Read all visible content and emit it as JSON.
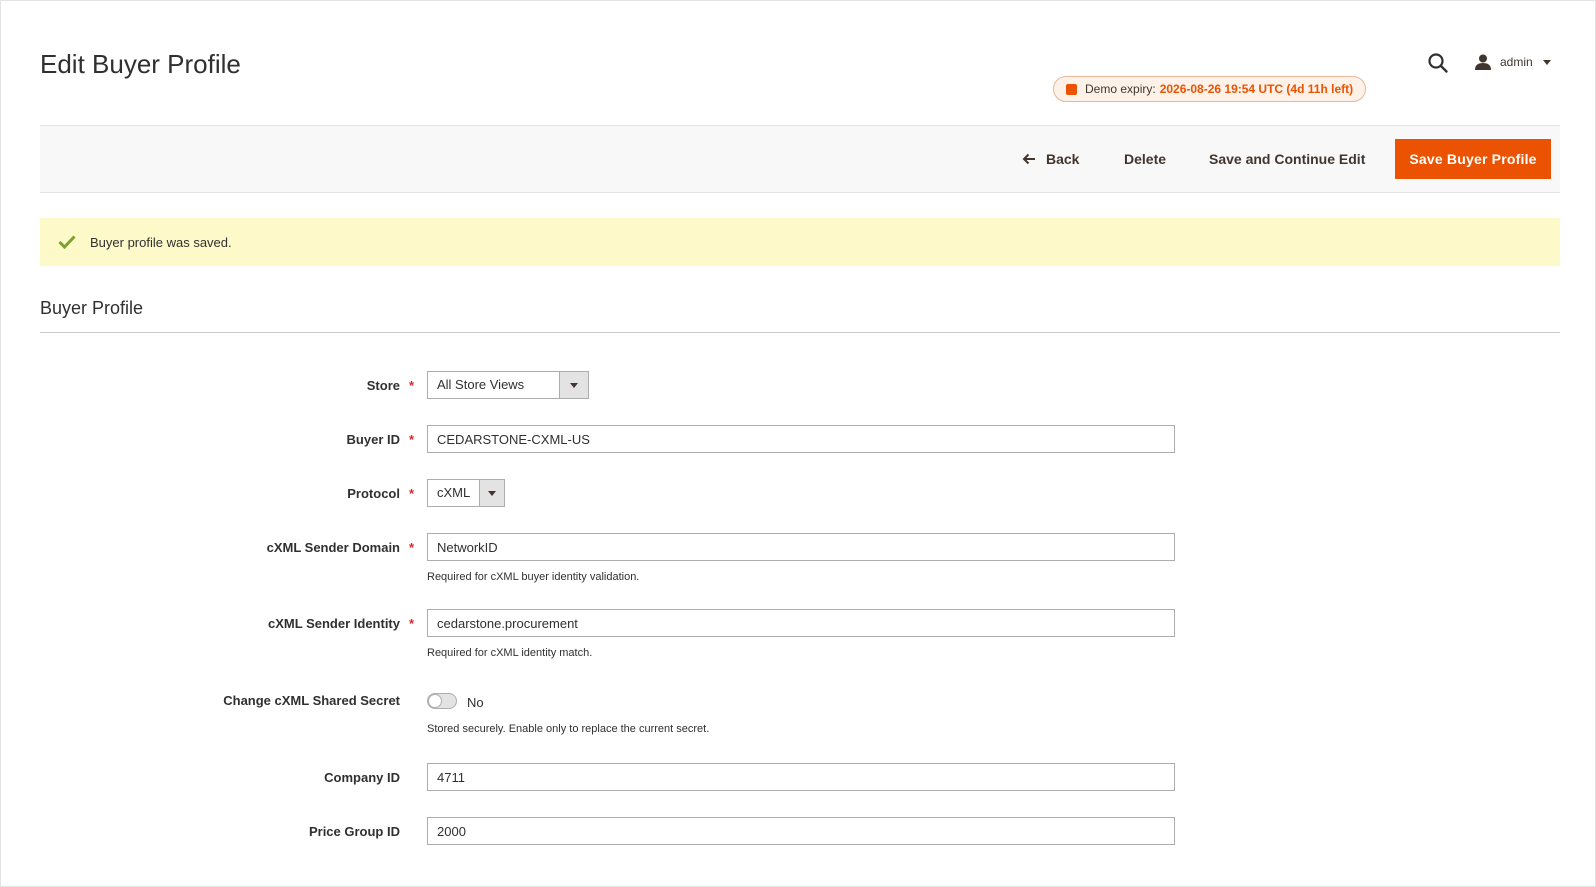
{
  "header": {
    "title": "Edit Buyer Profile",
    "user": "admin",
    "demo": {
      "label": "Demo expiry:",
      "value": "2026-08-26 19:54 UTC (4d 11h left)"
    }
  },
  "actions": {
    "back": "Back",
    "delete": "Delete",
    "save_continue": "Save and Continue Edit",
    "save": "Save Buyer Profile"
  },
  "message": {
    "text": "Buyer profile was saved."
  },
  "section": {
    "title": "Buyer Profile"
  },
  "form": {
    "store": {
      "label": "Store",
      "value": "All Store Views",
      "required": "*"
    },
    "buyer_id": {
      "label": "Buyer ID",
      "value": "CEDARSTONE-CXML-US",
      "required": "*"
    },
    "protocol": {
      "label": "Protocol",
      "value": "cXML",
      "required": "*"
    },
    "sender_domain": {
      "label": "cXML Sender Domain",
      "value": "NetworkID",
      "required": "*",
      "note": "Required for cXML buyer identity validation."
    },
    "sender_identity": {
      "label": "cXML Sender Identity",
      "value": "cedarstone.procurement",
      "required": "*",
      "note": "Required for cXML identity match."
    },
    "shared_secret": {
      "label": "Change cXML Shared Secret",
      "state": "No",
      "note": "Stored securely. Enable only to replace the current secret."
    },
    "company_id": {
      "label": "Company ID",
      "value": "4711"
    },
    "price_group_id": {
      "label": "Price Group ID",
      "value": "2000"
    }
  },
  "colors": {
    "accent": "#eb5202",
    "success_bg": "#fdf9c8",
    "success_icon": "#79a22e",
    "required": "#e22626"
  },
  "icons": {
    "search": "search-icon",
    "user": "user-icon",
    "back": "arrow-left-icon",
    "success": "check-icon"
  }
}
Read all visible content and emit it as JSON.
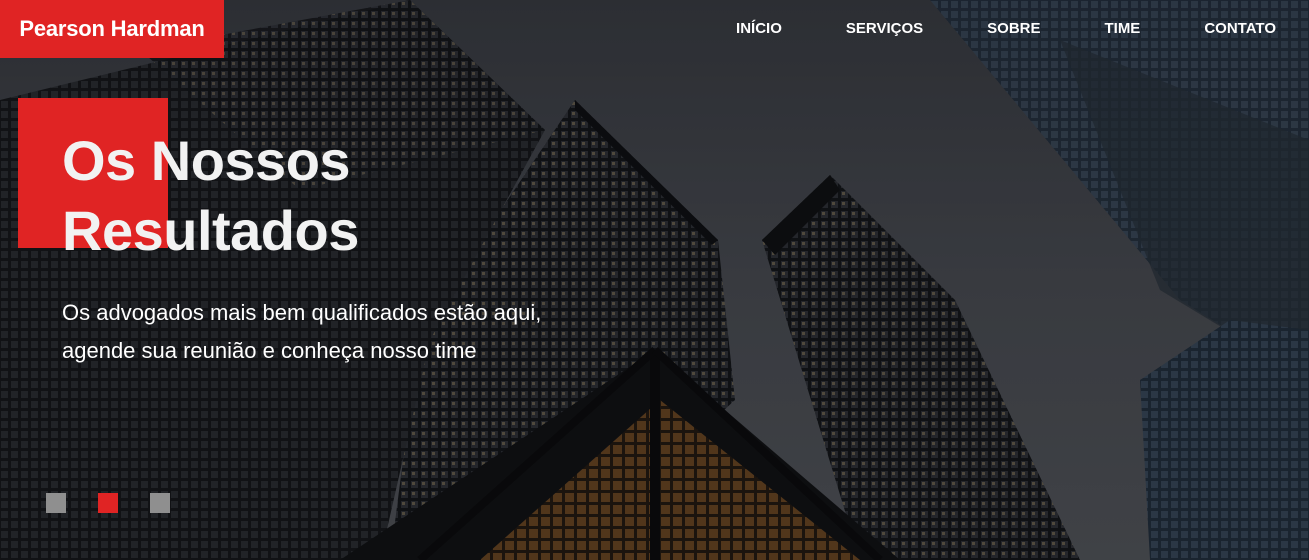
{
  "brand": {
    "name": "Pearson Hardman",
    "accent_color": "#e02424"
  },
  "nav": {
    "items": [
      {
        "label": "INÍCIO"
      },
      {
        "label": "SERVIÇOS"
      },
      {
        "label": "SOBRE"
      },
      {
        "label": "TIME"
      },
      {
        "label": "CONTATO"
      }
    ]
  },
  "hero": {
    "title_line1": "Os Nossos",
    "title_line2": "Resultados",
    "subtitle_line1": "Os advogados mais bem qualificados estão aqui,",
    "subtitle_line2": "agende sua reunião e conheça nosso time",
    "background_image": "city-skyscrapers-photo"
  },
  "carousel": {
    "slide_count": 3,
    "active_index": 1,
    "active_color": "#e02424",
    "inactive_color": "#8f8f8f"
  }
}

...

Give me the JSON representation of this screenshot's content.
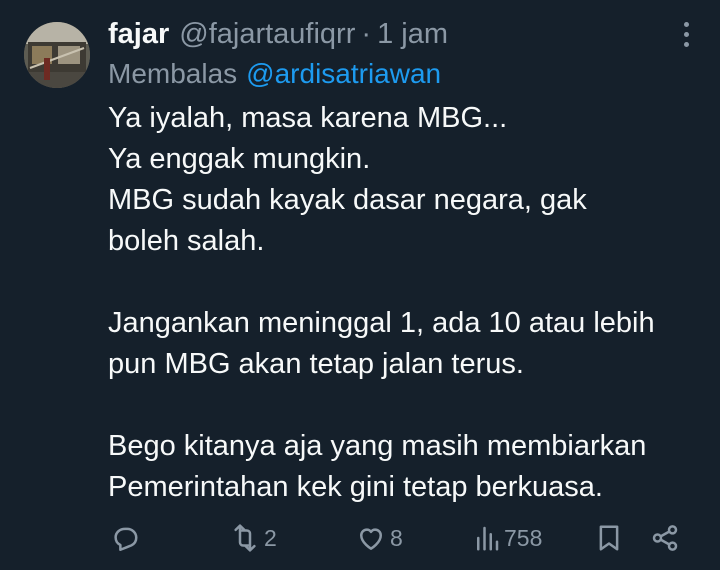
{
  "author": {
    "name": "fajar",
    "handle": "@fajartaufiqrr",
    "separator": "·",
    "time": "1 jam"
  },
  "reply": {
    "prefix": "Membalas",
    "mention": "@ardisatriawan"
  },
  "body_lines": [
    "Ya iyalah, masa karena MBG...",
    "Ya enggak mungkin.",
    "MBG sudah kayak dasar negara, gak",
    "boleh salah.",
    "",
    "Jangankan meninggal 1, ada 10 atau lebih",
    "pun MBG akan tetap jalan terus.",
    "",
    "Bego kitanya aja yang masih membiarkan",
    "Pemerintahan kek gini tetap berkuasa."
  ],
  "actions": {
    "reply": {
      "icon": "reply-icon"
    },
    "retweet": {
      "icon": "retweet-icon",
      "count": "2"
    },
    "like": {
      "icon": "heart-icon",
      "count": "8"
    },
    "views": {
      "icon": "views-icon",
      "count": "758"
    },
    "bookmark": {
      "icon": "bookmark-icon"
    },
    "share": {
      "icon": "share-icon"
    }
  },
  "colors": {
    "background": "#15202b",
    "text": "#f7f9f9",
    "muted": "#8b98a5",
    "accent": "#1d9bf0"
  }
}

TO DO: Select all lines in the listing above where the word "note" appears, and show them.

RESPONSE AREA:
      "note": "Required for cXML buyer identity validation."
      "note": "Required for cXML identity match."
      "note": "Stored securely. Enable only to replace the current secret."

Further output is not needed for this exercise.